Fact: Tomatoes have more genes than humans.
We think of humans as the most complex and advanced of all living thing on this planet – so naturally you might think that we require the most genetic material to make such a complicated animal. How wrong you would be.
Your average human genome contains ~21,000 genes, while your average tomato comes in at ~31,000 genes. That means tomatoes are actually about 50% more ‘complex’ at a genetic level than humans. So why are they not farming us for their food?

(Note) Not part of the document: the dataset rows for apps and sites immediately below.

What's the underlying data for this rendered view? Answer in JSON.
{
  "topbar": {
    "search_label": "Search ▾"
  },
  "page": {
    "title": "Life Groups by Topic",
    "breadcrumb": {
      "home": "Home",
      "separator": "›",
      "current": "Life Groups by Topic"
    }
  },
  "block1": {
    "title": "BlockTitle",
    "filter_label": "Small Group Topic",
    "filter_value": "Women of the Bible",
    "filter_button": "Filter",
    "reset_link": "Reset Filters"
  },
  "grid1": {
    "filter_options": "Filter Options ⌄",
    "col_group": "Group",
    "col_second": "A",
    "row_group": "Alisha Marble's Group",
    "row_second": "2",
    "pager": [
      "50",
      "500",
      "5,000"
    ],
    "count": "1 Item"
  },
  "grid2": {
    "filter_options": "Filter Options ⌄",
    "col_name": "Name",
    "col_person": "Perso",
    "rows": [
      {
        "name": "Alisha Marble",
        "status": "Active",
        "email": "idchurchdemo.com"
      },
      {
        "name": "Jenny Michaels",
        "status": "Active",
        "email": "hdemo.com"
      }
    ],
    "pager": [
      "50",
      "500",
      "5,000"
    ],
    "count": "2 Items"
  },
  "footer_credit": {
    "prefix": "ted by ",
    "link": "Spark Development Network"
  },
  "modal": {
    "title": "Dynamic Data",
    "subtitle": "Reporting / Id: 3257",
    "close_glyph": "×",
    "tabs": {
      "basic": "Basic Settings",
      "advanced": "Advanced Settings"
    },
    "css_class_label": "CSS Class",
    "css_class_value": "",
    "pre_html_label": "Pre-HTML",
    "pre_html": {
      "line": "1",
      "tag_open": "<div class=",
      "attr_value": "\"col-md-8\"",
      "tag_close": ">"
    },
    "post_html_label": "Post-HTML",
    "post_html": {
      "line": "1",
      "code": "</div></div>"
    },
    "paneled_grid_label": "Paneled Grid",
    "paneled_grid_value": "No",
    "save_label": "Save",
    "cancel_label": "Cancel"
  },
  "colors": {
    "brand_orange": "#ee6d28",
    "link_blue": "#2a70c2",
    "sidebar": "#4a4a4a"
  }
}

The key here is that the amount of DNA or the number of genes in an organism actually has very little to do with how complex that organism is. In fact, the largest known genome – featuring 40 chromosomes and clocking in at 150 billion base pairs – belongs to the relatively normal plant Paris japonica, and not to some really complicated freak of nature.
One reason for the variation in genome sizes is that massive genomes (such as that of Paris japonica) often contain much more ‘junk DNA’ – DNA which does not code for the production of a protien – rather than more genes. In fact, even when there are a larger number of genes they may not be useful in the traditional sense: the tomato, for example, has eight copies of each gene rather than the two copies that we see in humans, and so many of these genes are completely redundant.
Why have so many copies of a single gene? The theory is that the origional gene can perform its important function while the copied gene can change (or mutate) into a new gene that might do something useful, thus allowing the organism to evolve.
Sonext time you pick a tomato, show some respect.
‘Another one of Mr Shaunak’s Little Bites of Science’
Image under Creative Commons license